Task requirements:
When a line in the records contains the string "Баллоны", copy that line.

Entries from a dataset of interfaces
*** Block opens ***

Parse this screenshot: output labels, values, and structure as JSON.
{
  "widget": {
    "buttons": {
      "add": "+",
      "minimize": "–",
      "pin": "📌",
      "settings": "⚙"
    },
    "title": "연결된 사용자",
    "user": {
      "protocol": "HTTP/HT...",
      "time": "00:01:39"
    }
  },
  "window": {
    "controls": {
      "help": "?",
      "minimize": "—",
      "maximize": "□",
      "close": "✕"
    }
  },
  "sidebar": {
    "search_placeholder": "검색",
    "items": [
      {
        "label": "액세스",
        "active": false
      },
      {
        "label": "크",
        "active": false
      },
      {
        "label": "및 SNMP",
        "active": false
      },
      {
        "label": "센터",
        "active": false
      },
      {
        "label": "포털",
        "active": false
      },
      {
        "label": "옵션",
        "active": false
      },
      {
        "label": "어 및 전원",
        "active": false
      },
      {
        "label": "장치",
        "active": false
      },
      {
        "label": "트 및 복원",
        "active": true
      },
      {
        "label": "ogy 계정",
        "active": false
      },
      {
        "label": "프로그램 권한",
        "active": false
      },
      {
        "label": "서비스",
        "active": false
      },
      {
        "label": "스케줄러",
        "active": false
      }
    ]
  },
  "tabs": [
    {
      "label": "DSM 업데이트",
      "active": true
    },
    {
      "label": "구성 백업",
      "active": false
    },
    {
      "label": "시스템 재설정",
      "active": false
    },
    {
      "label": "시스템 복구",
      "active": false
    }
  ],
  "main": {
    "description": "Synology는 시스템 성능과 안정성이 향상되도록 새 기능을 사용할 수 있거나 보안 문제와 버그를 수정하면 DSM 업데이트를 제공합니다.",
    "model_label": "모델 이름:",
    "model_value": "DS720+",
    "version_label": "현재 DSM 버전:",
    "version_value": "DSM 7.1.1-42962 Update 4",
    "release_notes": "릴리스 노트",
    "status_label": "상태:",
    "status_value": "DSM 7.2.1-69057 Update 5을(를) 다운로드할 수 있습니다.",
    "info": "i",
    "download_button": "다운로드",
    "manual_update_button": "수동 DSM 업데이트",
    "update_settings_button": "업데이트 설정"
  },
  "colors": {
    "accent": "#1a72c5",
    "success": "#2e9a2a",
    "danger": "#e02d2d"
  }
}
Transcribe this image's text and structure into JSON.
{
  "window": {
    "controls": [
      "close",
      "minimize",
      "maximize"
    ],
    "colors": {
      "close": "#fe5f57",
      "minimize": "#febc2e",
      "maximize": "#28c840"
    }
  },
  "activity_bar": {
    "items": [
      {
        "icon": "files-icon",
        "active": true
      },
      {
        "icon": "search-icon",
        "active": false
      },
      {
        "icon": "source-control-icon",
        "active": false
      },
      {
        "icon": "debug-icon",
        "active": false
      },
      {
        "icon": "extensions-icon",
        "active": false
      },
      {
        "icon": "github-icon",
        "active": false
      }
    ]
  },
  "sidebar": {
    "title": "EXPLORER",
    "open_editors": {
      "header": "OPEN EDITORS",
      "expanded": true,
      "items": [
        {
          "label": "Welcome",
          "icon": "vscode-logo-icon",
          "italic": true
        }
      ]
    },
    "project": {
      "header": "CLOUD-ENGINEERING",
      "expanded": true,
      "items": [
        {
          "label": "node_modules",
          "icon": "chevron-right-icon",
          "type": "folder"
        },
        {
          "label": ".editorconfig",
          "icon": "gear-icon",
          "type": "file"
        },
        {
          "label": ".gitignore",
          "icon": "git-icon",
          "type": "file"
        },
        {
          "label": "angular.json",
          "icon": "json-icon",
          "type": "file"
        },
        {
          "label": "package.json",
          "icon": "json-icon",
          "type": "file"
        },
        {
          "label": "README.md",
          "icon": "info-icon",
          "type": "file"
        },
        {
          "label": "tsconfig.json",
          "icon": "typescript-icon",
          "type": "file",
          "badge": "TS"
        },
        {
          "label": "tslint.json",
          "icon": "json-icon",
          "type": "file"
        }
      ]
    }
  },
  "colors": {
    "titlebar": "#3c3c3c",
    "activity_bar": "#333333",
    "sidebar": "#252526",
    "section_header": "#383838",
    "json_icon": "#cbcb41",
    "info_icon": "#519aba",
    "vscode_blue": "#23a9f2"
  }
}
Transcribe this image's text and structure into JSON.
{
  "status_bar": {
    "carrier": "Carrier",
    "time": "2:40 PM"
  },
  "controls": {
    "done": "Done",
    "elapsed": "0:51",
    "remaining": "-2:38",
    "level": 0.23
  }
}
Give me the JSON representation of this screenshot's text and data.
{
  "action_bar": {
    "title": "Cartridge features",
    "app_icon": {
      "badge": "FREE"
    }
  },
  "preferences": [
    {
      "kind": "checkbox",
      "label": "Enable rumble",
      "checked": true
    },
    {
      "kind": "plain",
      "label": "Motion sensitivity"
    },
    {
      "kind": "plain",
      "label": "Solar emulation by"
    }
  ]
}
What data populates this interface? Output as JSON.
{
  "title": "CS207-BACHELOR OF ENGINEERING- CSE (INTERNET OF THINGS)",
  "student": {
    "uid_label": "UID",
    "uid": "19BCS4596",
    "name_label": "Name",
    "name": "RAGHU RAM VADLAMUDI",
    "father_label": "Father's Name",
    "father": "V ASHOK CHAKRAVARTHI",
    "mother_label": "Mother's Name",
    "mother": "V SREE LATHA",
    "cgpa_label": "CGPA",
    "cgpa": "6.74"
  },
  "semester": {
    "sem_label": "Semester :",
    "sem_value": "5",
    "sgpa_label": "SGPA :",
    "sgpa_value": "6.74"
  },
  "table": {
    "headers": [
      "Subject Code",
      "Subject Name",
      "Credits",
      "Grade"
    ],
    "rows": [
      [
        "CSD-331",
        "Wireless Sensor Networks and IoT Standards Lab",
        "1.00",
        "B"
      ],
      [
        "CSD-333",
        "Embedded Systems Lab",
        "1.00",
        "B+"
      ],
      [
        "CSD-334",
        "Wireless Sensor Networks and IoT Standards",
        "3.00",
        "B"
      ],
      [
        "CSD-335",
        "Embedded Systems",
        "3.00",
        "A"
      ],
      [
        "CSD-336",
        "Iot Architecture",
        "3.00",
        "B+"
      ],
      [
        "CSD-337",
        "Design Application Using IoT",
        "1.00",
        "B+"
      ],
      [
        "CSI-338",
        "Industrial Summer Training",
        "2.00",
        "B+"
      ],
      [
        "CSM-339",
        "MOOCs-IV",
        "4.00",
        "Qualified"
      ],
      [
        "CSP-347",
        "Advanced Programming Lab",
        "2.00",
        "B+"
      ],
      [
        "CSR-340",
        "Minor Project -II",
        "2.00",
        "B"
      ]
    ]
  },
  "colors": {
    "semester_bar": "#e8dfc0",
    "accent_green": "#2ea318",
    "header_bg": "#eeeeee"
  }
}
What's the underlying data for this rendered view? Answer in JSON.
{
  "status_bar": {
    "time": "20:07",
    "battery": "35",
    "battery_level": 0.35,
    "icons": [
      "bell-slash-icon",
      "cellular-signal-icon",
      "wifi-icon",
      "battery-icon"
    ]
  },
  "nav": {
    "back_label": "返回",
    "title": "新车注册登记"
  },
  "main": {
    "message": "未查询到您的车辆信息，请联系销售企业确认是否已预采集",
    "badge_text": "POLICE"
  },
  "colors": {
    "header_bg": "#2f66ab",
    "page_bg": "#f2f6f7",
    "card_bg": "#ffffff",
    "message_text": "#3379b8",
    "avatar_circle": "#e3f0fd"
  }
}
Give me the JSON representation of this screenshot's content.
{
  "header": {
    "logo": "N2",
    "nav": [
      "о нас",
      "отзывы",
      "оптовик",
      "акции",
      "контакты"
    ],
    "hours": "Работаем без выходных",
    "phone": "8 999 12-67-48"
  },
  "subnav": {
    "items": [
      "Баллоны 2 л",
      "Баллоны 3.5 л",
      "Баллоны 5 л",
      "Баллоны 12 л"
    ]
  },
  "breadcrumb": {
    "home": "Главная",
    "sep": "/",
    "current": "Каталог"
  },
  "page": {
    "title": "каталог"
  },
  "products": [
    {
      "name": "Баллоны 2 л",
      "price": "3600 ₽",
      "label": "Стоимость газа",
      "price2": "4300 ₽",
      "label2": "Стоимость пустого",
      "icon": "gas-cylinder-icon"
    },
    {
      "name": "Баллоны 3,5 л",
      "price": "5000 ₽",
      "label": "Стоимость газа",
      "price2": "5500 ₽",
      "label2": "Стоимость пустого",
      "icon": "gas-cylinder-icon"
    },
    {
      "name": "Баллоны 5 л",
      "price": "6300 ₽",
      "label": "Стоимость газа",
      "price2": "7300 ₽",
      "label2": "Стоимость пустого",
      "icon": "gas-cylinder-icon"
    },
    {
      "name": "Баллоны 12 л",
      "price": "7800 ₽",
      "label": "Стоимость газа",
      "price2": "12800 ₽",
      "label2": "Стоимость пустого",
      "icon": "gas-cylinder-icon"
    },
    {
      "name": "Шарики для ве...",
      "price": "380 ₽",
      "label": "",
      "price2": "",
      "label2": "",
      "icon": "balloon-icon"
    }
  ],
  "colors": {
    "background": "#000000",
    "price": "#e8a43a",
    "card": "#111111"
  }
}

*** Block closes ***

Response to the task:
      "Баллоны 2 л",
      "Баллоны 3.5 л",
      "Баллоны 5 л",
      "Баллоны 12 л"
      "name": "Баллоны 2 л",
      "name": "Баллоны 3,5 л",
      "name": "Баллоны 5 л",
      "name": "Баллоны 12 л",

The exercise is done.